In the Animators Studio, children can mold clay characters and make their own stop-motion animation movie. In this exhibit, CCM's Educators introduce film making concepts: making a storyboard, building the characters, and producing a stop-motion animation. Afterward, they can visit one of five stop-motion animation stations, choose different set backdrops to set the scene, and capture their footage frame by frame using a video camera. Once the movie is complete, children can take their movies home on DVD or share it through an online video platform.

In the Digital Workshop, children are shown how to use the basics of Adobe Creative Suite products. There are twelve computers in the Digital Workshop, each with a digital camera. The CCM Educators guide the visitors for picture taking and show them the different applications of Photoshop, such as ‘filters’, which enable the children to morph and manipulate their pictures and make them look interesting and different. The visitors can print their photos and take them home.

In the Main Gallery, children can explore a sampling of traditional and hi-tech art. They can make masks, arts and crafts, play with puppets, or dress up in costume. They can play with soft blocks in Lil Z's Play Lab or slide down the green screen Special FX Slide to play with special background effects. There is a News Production Stage, where can take on the roles as newscasters, weather person, or international correspondent. The News Production Stage includes a teleprompter and green screen technology so children can pick from a variety of backgrounds. CCM's Educators explain to the visitors what they can do and offer suggestions in order for the children to be encouraged to get in front of the camera and create their own media. If the visitors would like to take home their projects, an education intern can burn their performance onto a DVD.
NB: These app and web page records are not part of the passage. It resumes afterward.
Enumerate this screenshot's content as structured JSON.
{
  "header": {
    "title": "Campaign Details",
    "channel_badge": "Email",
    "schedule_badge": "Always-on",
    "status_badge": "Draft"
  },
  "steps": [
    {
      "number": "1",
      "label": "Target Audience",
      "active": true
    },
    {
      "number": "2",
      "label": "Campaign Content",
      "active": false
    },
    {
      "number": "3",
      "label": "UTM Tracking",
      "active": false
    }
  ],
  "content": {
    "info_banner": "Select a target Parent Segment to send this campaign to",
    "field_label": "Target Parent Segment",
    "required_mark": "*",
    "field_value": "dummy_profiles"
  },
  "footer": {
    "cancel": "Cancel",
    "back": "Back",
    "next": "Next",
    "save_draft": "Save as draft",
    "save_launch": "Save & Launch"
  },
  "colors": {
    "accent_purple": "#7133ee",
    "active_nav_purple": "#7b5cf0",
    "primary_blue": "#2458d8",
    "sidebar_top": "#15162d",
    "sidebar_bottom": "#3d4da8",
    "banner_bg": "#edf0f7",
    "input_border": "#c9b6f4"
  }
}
In the Music Production Lab, children can pick from a diverse array of songs, and perform on-stage, where the lyrics pop up, like Karaoke. The educators explain to the visitors what they can do, such as offer them costumes to try on and show them the different backgrounds they can feature in their video. Education interns record the visitors singing, and plays back their performance in the “Screening Area”. If the visitors want to take their performance home, the education interns can burn their performance onto a DVD.

In Studio Z, children can choose music and visual effects to dance against a green screen wall. Z-Dance, an interactive experience developed by John Crawford, associate professor of Dance and Media Arts at the University of California at Irvine [4], demonstrates how body movements can affect real-time motion tracking using visuals and sounds.

Education Intern program[edit]

The Education Intern program is a "youth development internship that combines an integral job experience with a rich mentoring environment for teens." [5]

The program is paid internship for teens ages fourteen through seventeen who are interested in developing advanced creative and technical skills in a museum environment. Teens are selected every year. They are responsible for guiding children and their families through different exhibits, such as the Digital Workshop, Animators Studio, Main Gallery, Music Production Lab, and Studio Z.

Under the guidance of CCM's Educators and the Youth Program Manager, they act as facilitators to visitors in the different exhibits.

External links[edit]

Coordinates: 37°47′00″N 122°24′07″W / 37.783273°N 122.401827°W / 37.783273; -122.401827